The one thing about books that become classics is their stories’ ability to transcend time, culture and perspective. Case in point is Wonder, by author R.J. Palacios and published by Knopf in 2012. With its 10th birthday in the rear-view mirror – fitting since Wonder’s main character is a boy of the same age – Wonder is enjoying a resurgence in popularity thanks in large part to the IDD community.
The story revolves around 10-year-old August (“Auggie”) Pullman. Auggie is a typical boy who loves Star Wars and his dog, but that’s where typical ends. Auggie has a genetic condition that results in a “craniofacial difference.” Palacios doesn’t identify specifics in the book, but when pressed after publication, the author acknowledged that Auggie’s differences would most resemble Treacher Collins Syndrome.

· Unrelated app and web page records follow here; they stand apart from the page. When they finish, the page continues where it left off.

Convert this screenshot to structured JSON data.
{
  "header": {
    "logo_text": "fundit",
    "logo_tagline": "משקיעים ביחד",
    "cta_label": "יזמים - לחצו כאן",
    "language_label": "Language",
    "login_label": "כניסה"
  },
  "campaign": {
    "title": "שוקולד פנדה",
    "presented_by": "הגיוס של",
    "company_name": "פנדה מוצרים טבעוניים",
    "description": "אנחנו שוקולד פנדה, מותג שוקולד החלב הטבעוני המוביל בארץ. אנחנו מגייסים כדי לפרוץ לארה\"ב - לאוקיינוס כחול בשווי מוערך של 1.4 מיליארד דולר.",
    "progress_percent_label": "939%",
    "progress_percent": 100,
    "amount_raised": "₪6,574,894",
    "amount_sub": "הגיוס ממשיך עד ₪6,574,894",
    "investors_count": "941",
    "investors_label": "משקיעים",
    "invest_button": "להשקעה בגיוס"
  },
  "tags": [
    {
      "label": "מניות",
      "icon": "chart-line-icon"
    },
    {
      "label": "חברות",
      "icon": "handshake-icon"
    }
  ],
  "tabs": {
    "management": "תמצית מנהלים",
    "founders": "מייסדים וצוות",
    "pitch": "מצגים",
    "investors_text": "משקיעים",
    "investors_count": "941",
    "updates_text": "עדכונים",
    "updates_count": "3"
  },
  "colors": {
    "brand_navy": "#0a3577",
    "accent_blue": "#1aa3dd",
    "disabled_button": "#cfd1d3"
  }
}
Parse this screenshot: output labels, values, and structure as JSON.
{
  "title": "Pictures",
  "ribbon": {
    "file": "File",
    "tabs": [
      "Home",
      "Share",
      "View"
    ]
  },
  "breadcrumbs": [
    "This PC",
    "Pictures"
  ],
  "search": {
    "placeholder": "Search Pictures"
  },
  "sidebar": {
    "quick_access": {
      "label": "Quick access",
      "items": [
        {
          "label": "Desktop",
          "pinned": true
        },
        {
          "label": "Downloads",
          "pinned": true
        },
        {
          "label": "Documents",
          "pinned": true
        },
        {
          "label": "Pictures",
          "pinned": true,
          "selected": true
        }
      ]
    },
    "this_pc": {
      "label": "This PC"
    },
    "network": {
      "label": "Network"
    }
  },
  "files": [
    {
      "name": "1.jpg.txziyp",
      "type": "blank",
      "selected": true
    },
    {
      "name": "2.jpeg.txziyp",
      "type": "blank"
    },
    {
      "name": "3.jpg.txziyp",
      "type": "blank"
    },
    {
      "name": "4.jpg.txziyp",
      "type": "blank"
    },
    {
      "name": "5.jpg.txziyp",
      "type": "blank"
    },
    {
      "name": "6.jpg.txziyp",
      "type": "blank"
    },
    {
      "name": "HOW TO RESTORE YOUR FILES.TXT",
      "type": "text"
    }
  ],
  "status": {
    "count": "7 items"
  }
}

Because of multiple medical difficulties that accompany Auggie’s condition, his parents homeschool him until he’s ready to start middle school. Their reasoning for their timing: Everyone will be new. Yet this newness is the least of the challenges Auggie will contend with as he struggles to create new friendships, contend with bullies and navigate a world that can’t stop staring.
What underscores Palacio’s novel is the undeniable power and imperative of empathy, compassion and kindness, and she’s used that message to touch the hearts of readers everywhere. Publisher’s Weekly noted, “Wonder has been released in more than 55 languages, sold more than 15 million copies worldwide, received more than a dozen Best Books accolades and spent more than 500 weeks on the New York Times middle-grade bestseller list—213 of those weeks in the #1 spot.”
One reason for the novel’s broad popularity is its relatability. Scholars and readers alike have noted that Auggie’s interactions with his family, classmates and teachers are often framed in terms of seeing, not seeing, and being seen. Auggie’s differences make him stand out from others, but they obscure other aspects of his identity. At times, others make a concerted effort not to see Auggie’s differences, as if they simply don’t exist. Ultimately, he feels physically seen but metaphorically unseen, something we can all relate to regardless of our own circumstances.
Readers of all ages have raved about Wonder, but one young reader summed the book up best saying, “I'm in seventh grade and reading this book really changed my perspective about everyone.”
Over the last decade, Wonder has become a critically acclaimed bestseller; spawned a series of related books and journals; been transformed into a major motion picture; inspired the #ChooseKind global movement. Wonder’s status as a modern classic is assured.
If you loved reading Wonder, you’re in luck. Book Riot created a list of book recommendations that smartly and sensitively feature members of the IDD community and their shared experiences. We invite you to add some of these titles to your must-read list.